> _What is expected_: Determine how many lines in the records hold "Tempo", and give that number with nothing added.

━━━ Dataset records ━━━

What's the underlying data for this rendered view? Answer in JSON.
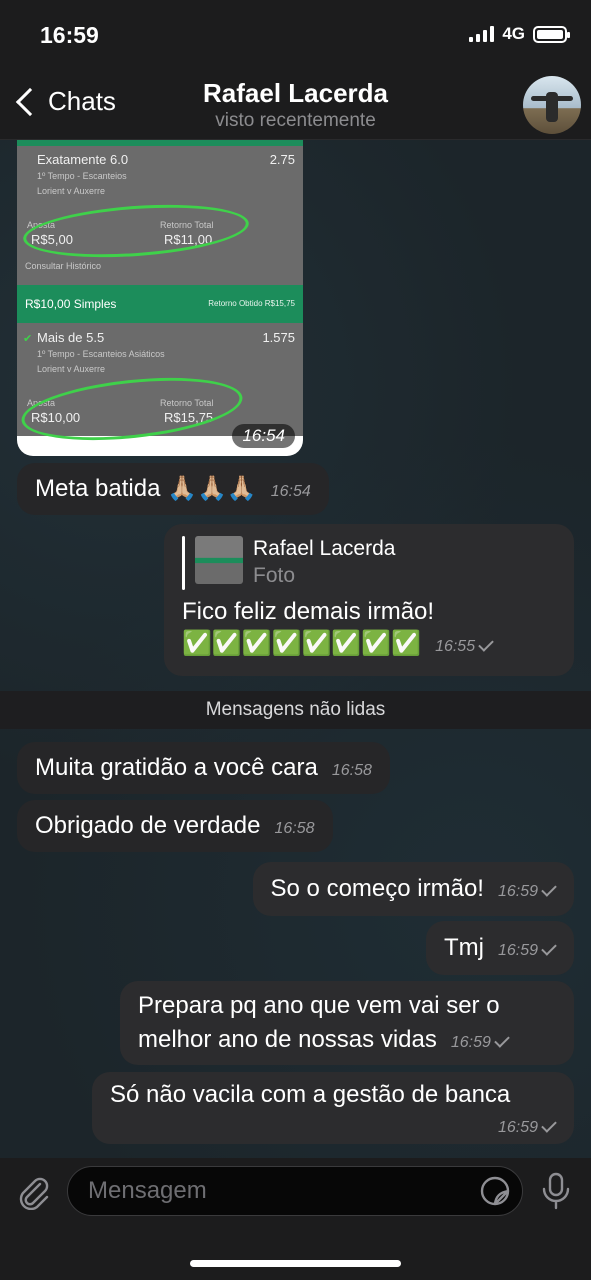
{
  "status_bar": {
    "time": "16:59",
    "network": "4G"
  },
  "header": {
    "back_label": "Chats",
    "contact_name": "Rafael Lacerda",
    "contact_status": "visto recentemente"
  },
  "image_message": {
    "time": "16:54",
    "slip": {
      "bet1_market": "Exatamente 6.0",
      "bet1_odds": "2.75",
      "bet1_period": "1º Tempo - Escanteios",
      "bet1_match": "Lorient v Auxerre",
      "bet1_stake_label": "Aposta",
      "bet1_stake": "R$5,00",
      "bet1_return_label": "Retorno Total",
      "bet1_return": "R$11,00",
      "history_link": "Consultar Histórico",
      "bet2_header": "R$10,00 Simples",
      "bet2_header_right": "Retorno Obtido R$15,75",
      "bet2_market": "Mais de 5.5",
      "bet2_odds": "1.575",
      "bet2_period": "1º Tempo - Escanteios Asiáticos",
      "bet2_match": "Lorient v Auxerre",
      "bet2_stake_label": "Aposta",
      "bet2_stake": "R$10,00",
      "bet2_return_label": "Retorno Total",
      "bet2_return": "R$15,75"
    }
  },
  "messages": [
    {
      "text": "Meta batida 🙏🏼🙏🏼🙏🏼",
      "time": "16:54"
    },
    {
      "reply_name": "Rafael Lacerda",
      "reply_type": "Foto",
      "text": "Fico feliz demais irmão!",
      "emoji_line": "✅✅✅✅✅✅✅✅",
      "time": "16:55"
    },
    {
      "text": "Muita gratidão a você cara",
      "time": "16:58"
    },
    {
      "text": "Obrigado de verdade",
      "time": "16:58"
    },
    {
      "text": "So o começo irmão!",
      "time": "16:59"
    },
    {
      "text": "Tmj",
      "time": "16:59"
    },
    {
      "text_line1": "Prepara pq ano que vem vai ser o",
      "text_line2": "melhor ano de nossas vidas",
      "time": "16:59"
    },
    {
      "text": "Só não vacila com a gestão de banca",
      "time": "16:59"
    }
  ],
  "unread_divider": "Mensagens não lidas",
  "composer": {
    "placeholder": "Mensagem"
  },
  "icons": {
    "back": "chevron-left-icon",
    "attach": "paperclip-icon",
    "sticker": "sticker-icon",
    "mic": "microphone-icon",
    "read": "double-check-icon",
    "sent": "check-icon"
  },
  "colors": {
    "accent_green": "#1c8d5b",
    "circle_green": "#3fd14a",
    "bubble_out": "#2c2c2e",
    "bubble_in": "#262628"
  }
}
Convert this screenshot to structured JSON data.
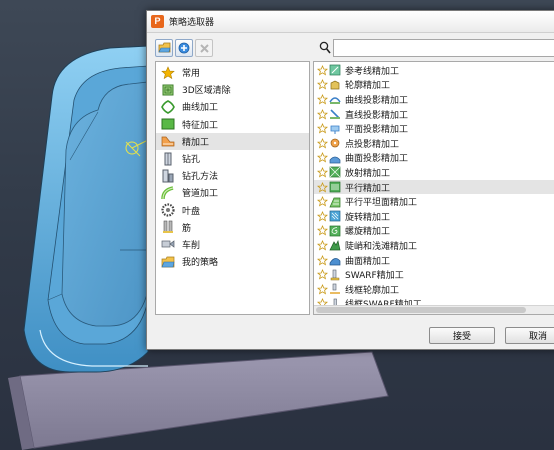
{
  "dialog": {
    "title": "策略选取器",
    "logo_letter": "P"
  },
  "search": {
    "value": "",
    "placeholder": ""
  },
  "categories": [
    {
      "label": "常用",
      "icon": "star-icon"
    },
    {
      "label": "3D区域清除",
      "icon": "area-clear-icon"
    },
    {
      "label": "曲线加工",
      "icon": "curve-icon"
    },
    {
      "label": "特征加工",
      "icon": "feature-icon"
    },
    {
      "label": "精加工",
      "icon": "finishing-icon",
      "selected": true
    },
    {
      "label": "钻孔",
      "icon": "drill-icon"
    },
    {
      "label": "钻孔方法",
      "icon": "drill-method-icon"
    },
    {
      "label": "管道加工",
      "icon": "pipe-icon"
    },
    {
      "label": "叶盘",
      "icon": "blisk-icon"
    },
    {
      "label": "筋",
      "icon": "rib-icon"
    },
    {
      "label": "车削",
      "icon": "turning-icon"
    },
    {
      "label": "我的策略",
      "icon": "folder-icon"
    }
  ],
  "strategies": [
    {
      "label": "参考线精加工",
      "icon": "reference-line-icon"
    },
    {
      "label": "轮廓精加工",
      "icon": "profile-icon"
    },
    {
      "label": "曲线投影精加工",
      "icon": "curve-projection-icon"
    },
    {
      "label": "直线投影精加工",
      "icon": "line-projection-icon"
    },
    {
      "label": "平面投影精加工",
      "icon": "plane-projection-icon"
    },
    {
      "label": "点投影精加工",
      "icon": "point-projection-icon"
    },
    {
      "label": "曲面投影精加工",
      "icon": "surface-projection-icon"
    },
    {
      "label": "放射精加工",
      "icon": "radial-icon"
    },
    {
      "label": "平行精加工",
      "icon": "raster-icon",
      "selected": true
    },
    {
      "label": "平行平坦面精加工",
      "icon": "raster-flat-icon"
    },
    {
      "label": "旋转精加工",
      "icon": "rotary-icon"
    },
    {
      "label": "螺旋精加工",
      "icon": "spiral-icon"
    },
    {
      "label": "陡峭和浅滩精加工",
      "icon": "steep-shallow-icon"
    },
    {
      "label": "曲面精加工",
      "icon": "surface-icon"
    },
    {
      "label": "SWARF精加工",
      "icon": "swarf-icon"
    },
    {
      "label": "线框轮廓加工",
      "icon": "wireframe-profile-icon"
    },
    {
      "label": "线框SWARF精加工",
      "icon": "wireframe-swarf-icon"
    }
  ],
  "buttons": {
    "accept": "接受",
    "cancel": "取消"
  },
  "colors": {
    "background": "#353d4b",
    "part_blue": "#6fb6e0",
    "block_gray": "#8e8aa2",
    "logo_orange": "#e8671c",
    "selection": "#e4e4e4",
    "star": "#f4b400"
  }
}
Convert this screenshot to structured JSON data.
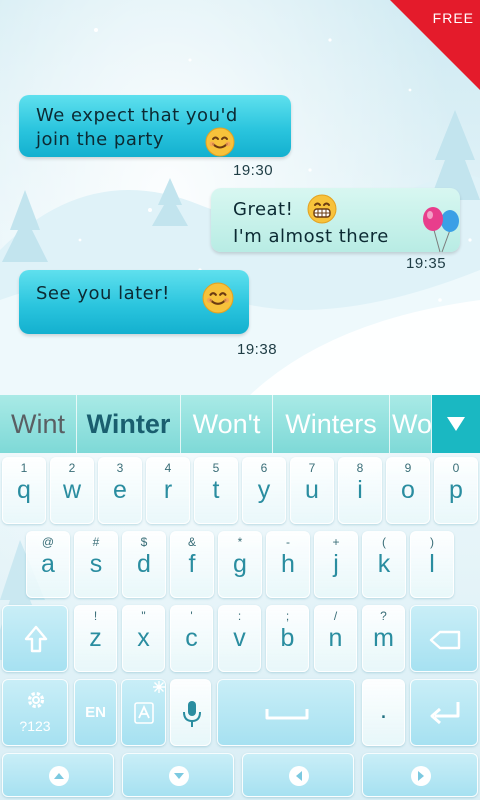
{
  "badge": {
    "free_label": "FREE"
  },
  "chat": {
    "messages": [
      {
        "line1": "We expect that you'd",
        "line2": "join the party",
        "time": "19:30",
        "emoji": "smiling-face-icon"
      },
      {
        "line1": "Great!",
        "line2": "I'm almost there",
        "time": "19:35",
        "emoji": "grinning-face-icon",
        "decoration": "balloons-icon"
      },
      {
        "line1": "See you later!",
        "time": "19:38",
        "emoji": "smiling-face-icon"
      }
    ]
  },
  "suggestions": {
    "typed": "Wint",
    "primary": "Winter",
    "items": [
      "Won't",
      "Winters",
      "Wo"
    ],
    "collapse_icon": "triangle-down-icon"
  },
  "keyboard": {
    "row1": [
      {
        "hint": "1",
        "key": "q"
      },
      {
        "hint": "2",
        "key": "w"
      },
      {
        "hint": "3",
        "key": "e"
      },
      {
        "hint": "4",
        "key": "r"
      },
      {
        "hint": "5",
        "key": "t"
      },
      {
        "hint": "6",
        "key": "y"
      },
      {
        "hint": "7",
        "key": "u"
      },
      {
        "hint": "8",
        "key": "i"
      },
      {
        "hint": "9",
        "key": "o"
      },
      {
        "hint": "0",
        "key": "p"
      }
    ],
    "row2": [
      {
        "hint": "@",
        "key": "a"
      },
      {
        "hint": "#",
        "key": "s"
      },
      {
        "hint": "$",
        "key": "d"
      },
      {
        "hint": "&",
        "key": "f"
      },
      {
        "hint": "*",
        "key": "g"
      },
      {
        "hint": "-",
        "key": "h"
      },
      {
        "hint": "+",
        "key": "j"
      },
      {
        "hint": "(",
        "key": "k"
      },
      {
        "hint": ")",
        "key": "l"
      }
    ],
    "row3": [
      {
        "hint": "!",
        "key": "z"
      },
      {
        "hint": "\"",
        "key": "x"
      },
      {
        "hint": "'",
        "key": "c"
      },
      {
        "hint": ":",
        "key": "v"
      },
      {
        "hint": ";",
        "key": "b"
      },
      {
        "hint": "/",
        "key": "n"
      },
      {
        "hint": "?",
        "key": "m"
      }
    ],
    "shift_icon": "shift-arrow-icon",
    "backspace_icon": "backspace-icon",
    "settings_label": "?123",
    "settings_icon": "gear-icon",
    "language_label": "EN",
    "settings_corner_icon": "snowflake-icon",
    "input_mode_icon": "text-input-icon",
    "mic_icon": "microphone-icon",
    "space_icon": "space-bar-icon",
    "period_label": ".",
    "enter_icon": "enter-icon",
    "nav": [
      "arrow-up-icon",
      "arrow-down-icon",
      "arrow-left-icon",
      "arrow-right-icon"
    ]
  },
  "colors": {
    "incoming_bubble": "#2bc5de",
    "outgoing_bubble": "#c3efe8",
    "suggestion_bar": "#8fe0dd",
    "key_text": "#2a8da0",
    "ribbon": "#e41b2b"
  }
}
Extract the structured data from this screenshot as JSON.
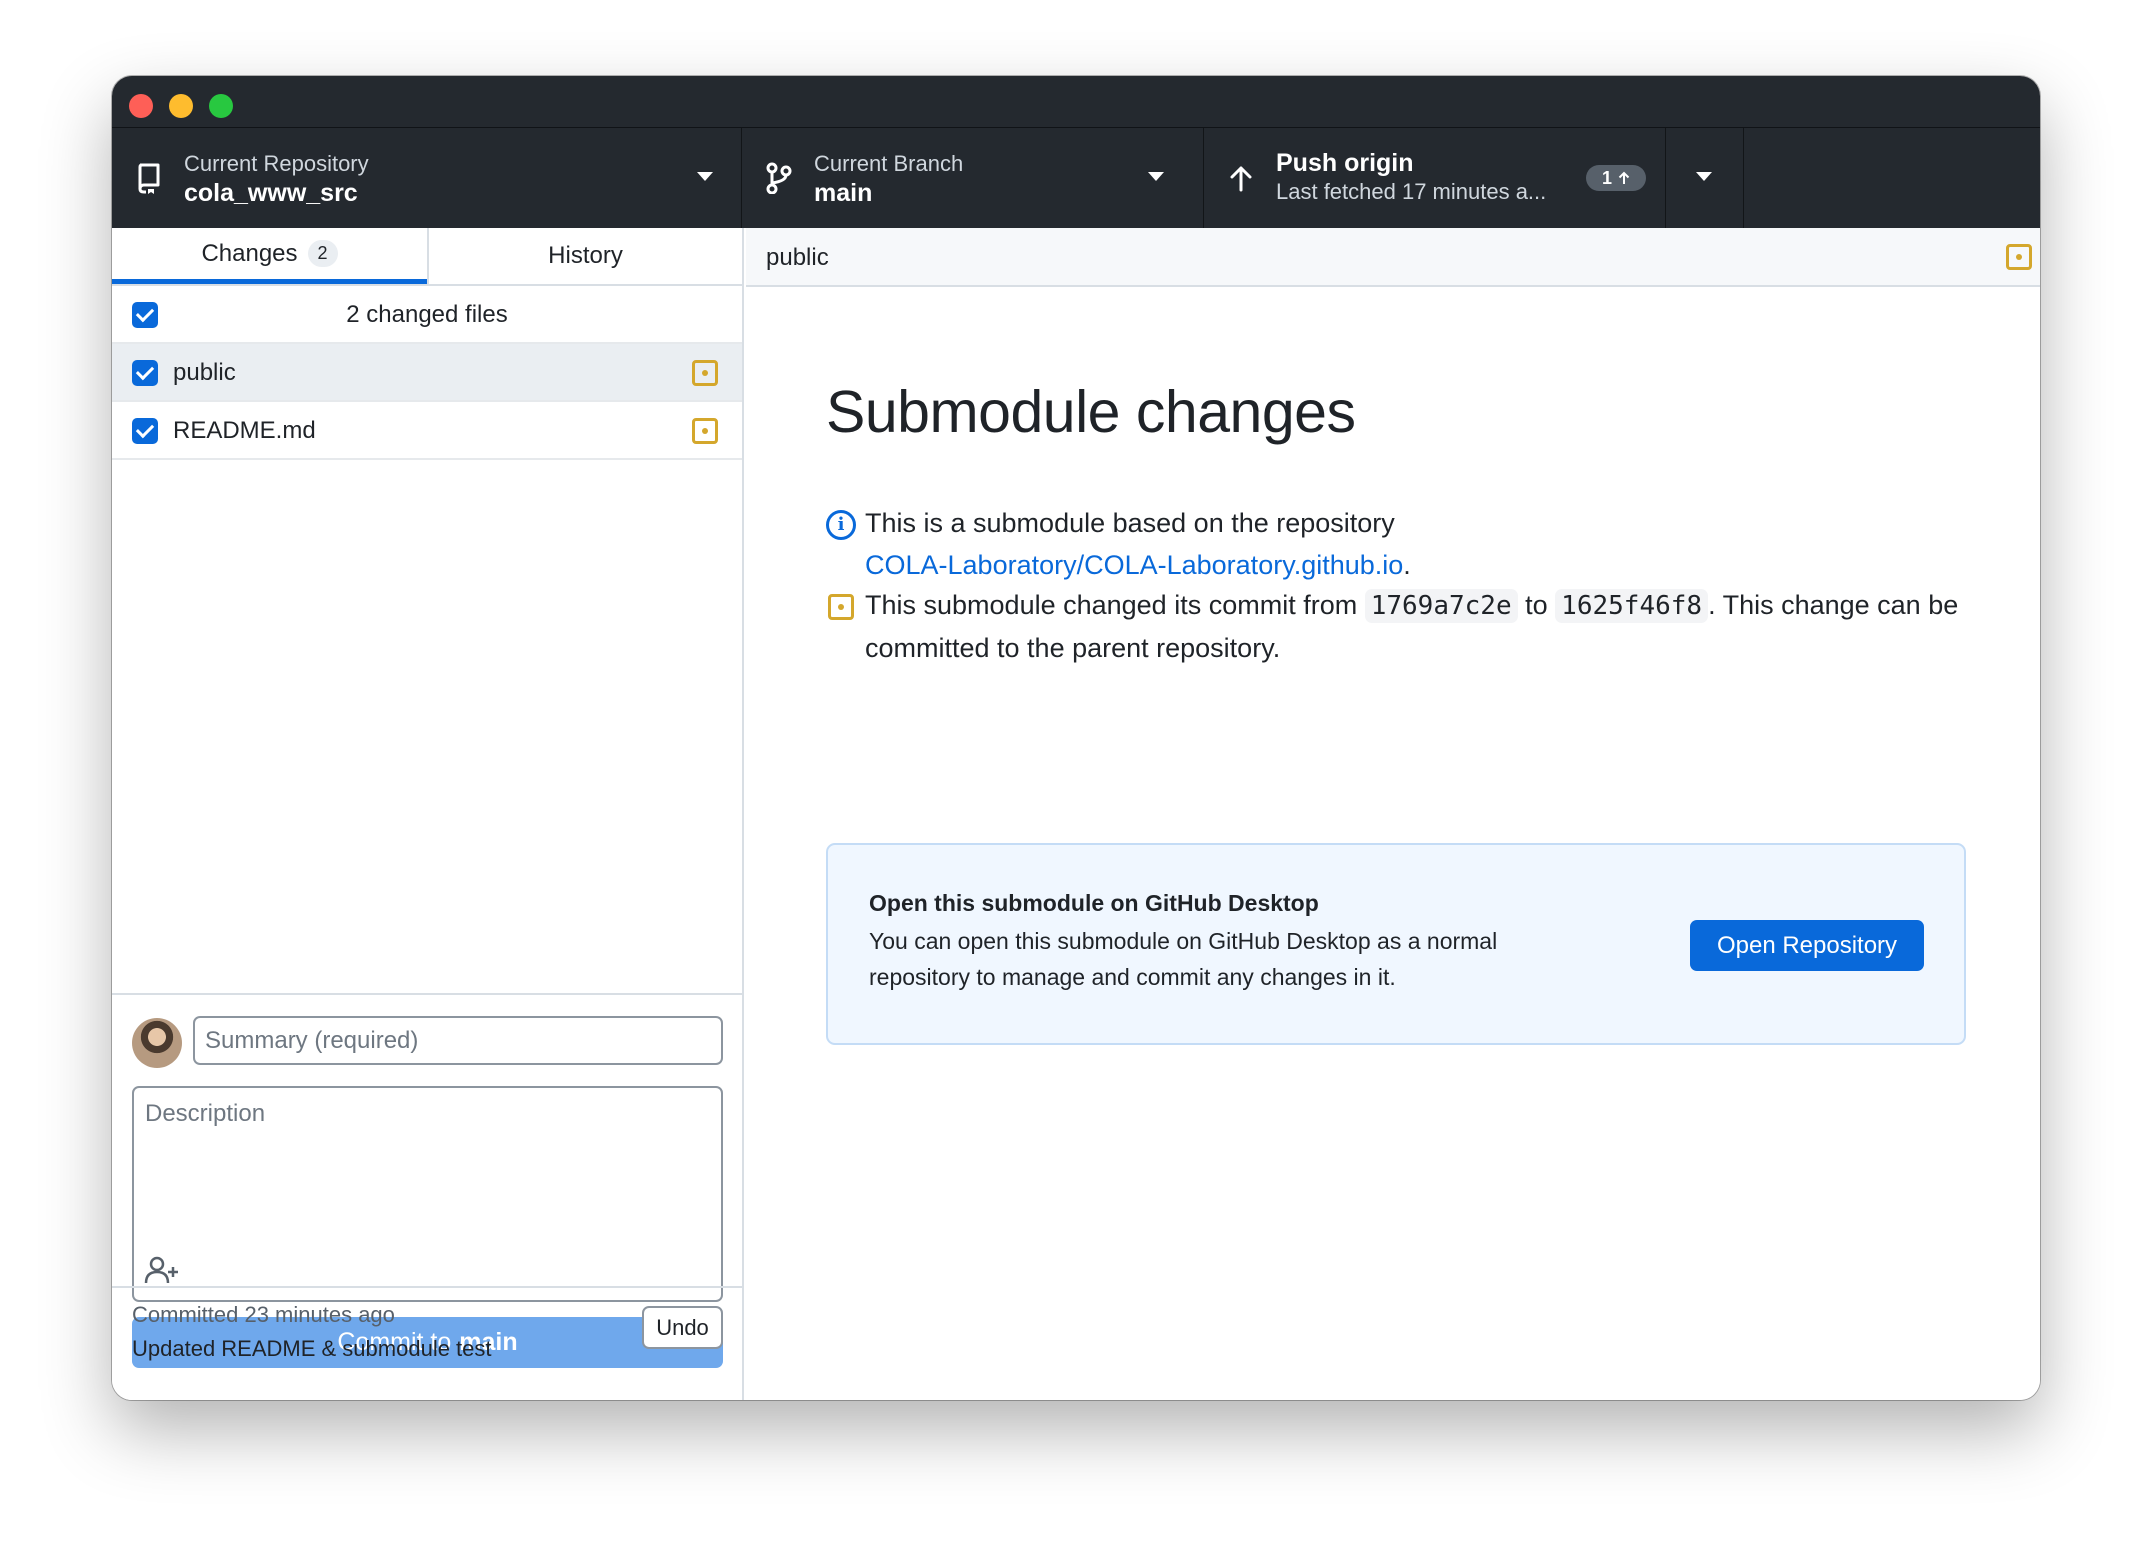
{
  "toolbar": {
    "repository": {
      "label": "Current Repository",
      "value": "cola_www_src"
    },
    "branch": {
      "label": "Current Branch",
      "value": "main"
    },
    "push": {
      "title": "Push origin",
      "subtitle": "Last fetched 17 minutes a...",
      "badge_count": "1"
    }
  },
  "sidebar": {
    "tabs": [
      {
        "label": "Changes",
        "count": "2",
        "active": true
      },
      {
        "label": "History",
        "active": false
      }
    ],
    "changed_files_header": "2 changed files",
    "files": [
      {
        "name": "public",
        "checked": true,
        "status": "modified",
        "selected": true
      },
      {
        "name": "README.md",
        "checked": true,
        "status": "modified",
        "selected": false
      }
    ],
    "commit": {
      "summary_placeholder": "Summary (required)",
      "description_placeholder": "Description",
      "button_prefix": "Commit to",
      "button_branch": "main"
    },
    "last_commit": {
      "when": "Committed 23 minutes ago",
      "message": "Updated README & submodule test",
      "undo_label": "Undo"
    }
  },
  "main": {
    "header_path": "public",
    "title": "Submodule changes",
    "info_text": "This is a submodule based on the repository",
    "repo_link": "COLA-Laboratory/COLA-Laboratory.github.io",
    "commit_text_before": "This submodule changed its commit from",
    "from_sha": "1769a7c2e",
    "to_word": "to",
    "to_sha": "1625f46f8",
    "commit_text_after": ". This change can be committed to the parent repository.",
    "callout": {
      "title": "Open this submodule on GitHub Desktop",
      "description": "You can open this submodule on GitHub Desktop as a normal repository to manage and commit any changes in it.",
      "button_label": "Open Repository"
    }
  },
  "colors": {
    "accent": "#0969da",
    "toolbar_bg": "#24292f",
    "modified": "#d4a72c",
    "commit_button_disabled": "#6fa8ec"
  },
  "icons": [
    "repo-icon",
    "branch-icon",
    "arrow-up-icon",
    "caret-down-icon",
    "info-icon",
    "file-modified-icon",
    "add-coauthor-icon"
  ]
}
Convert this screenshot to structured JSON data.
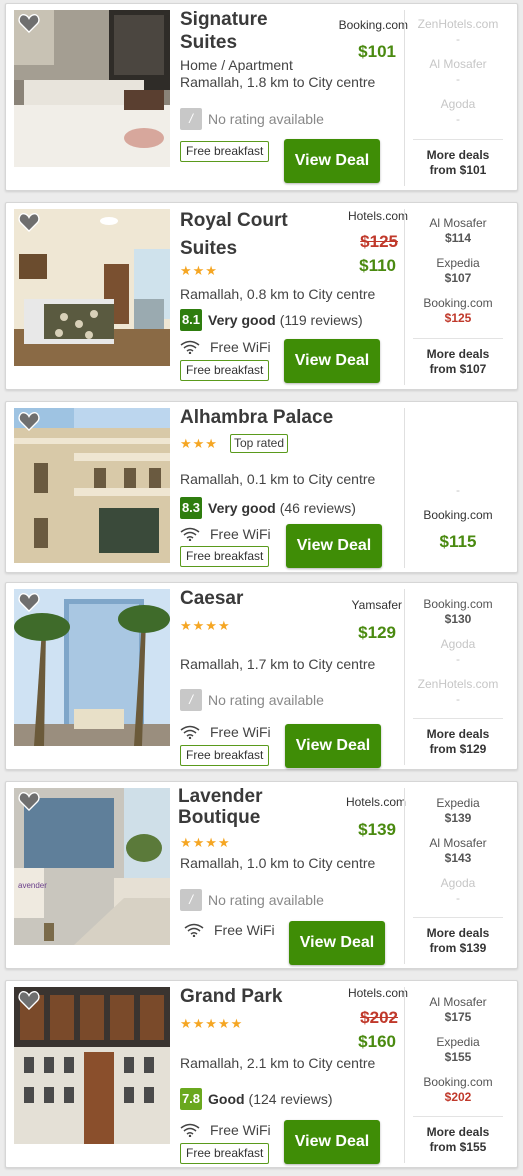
{
  "common": {
    "view_deal": "View Deal",
    "free_breakfast": "Free breakfast",
    "free_wifi": "Free WiFi",
    "no_rating": "No rating available",
    "more_deals_label": "More deals",
    "dash": "-"
  },
  "colors": {
    "green": "#3f8d06",
    "price_green": "#4a8a10",
    "old_red": "#c0392b",
    "star": "#f5a623"
  },
  "hotels": [
    {
      "name": "Signature Suites",
      "provider": "Booking.com",
      "price": "$101",
      "type": "Home / Apartment",
      "location": "Ramallah, 1.8 km to City centre",
      "alternatives": [
        {
          "name": "ZenHotels.com",
          "price": "-"
        },
        {
          "name": "Al Mosafer",
          "price": "-"
        },
        {
          "name": "Agoda",
          "price": "-"
        }
      ],
      "more_from": "from $101"
    },
    {
      "name": "Royal Court Suites",
      "provider": "Hotels.com",
      "old_price": "$125",
      "price": "$110",
      "stars": "★★★",
      "location": "Ramallah, 0.8 km to City centre",
      "score": "8.1",
      "score_label": "Very good",
      "reviews": "(119 reviews)",
      "alternatives": [
        {
          "name": "Al Mosafer",
          "price": "$114"
        },
        {
          "name": "Expedia",
          "price": "$107"
        },
        {
          "name": "Booking.com",
          "price": "$125"
        }
      ],
      "more_from": "from $107"
    },
    {
      "name": "Alhambra Palace",
      "stars": "★★★",
      "badge": "Top rated",
      "location": "Ramallah, 0.1 km to City centre",
      "score": "8.3",
      "score_label": "Very good",
      "reviews": "(46 reviews)",
      "side_provider": "Booking.com",
      "side_price": "$115"
    },
    {
      "name": "Caesar",
      "provider": "Yamsafer",
      "price": "$129",
      "stars": "★★★★",
      "location": "Ramallah, 1.7 km to City centre",
      "alternatives": [
        {
          "name": "Booking.com",
          "price": "$130"
        },
        {
          "name": "Agoda",
          "price": "-"
        },
        {
          "name": "ZenHotels.com",
          "price": "-"
        }
      ],
      "more_from": "from $129"
    },
    {
      "name": "Lavender Boutique",
      "provider": "Hotels.com",
      "price": "$139",
      "stars": "★★★★",
      "location": "Ramallah, 1.0 km to City centre",
      "alternatives": [
        {
          "name": "Expedia",
          "price": "$139"
        },
        {
          "name": "Al Mosafer",
          "price": "$143"
        },
        {
          "name": "Agoda",
          "price": "-"
        }
      ],
      "more_from": "from $139"
    },
    {
      "name": "Grand Park",
      "provider": "Hotels.com",
      "old_price": "$202",
      "price": "$160",
      "stars": "★★★★★",
      "location": "Ramallah, 2.1 km to City centre",
      "score": "7.8",
      "score_label": "Good",
      "reviews": "(124 reviews)",
      "alternatives": [
        {
          "name": "Al Mosafer",
          "price": "$175"
        },
        {
          "name": "Expedia",
          "price": "$155"
        },
        {
          "name": "Booking.com",
          "price": "$202"
        }
      ],
      "more_from": "from $155"
    }
  ]
}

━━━

> _Solved problem_: 2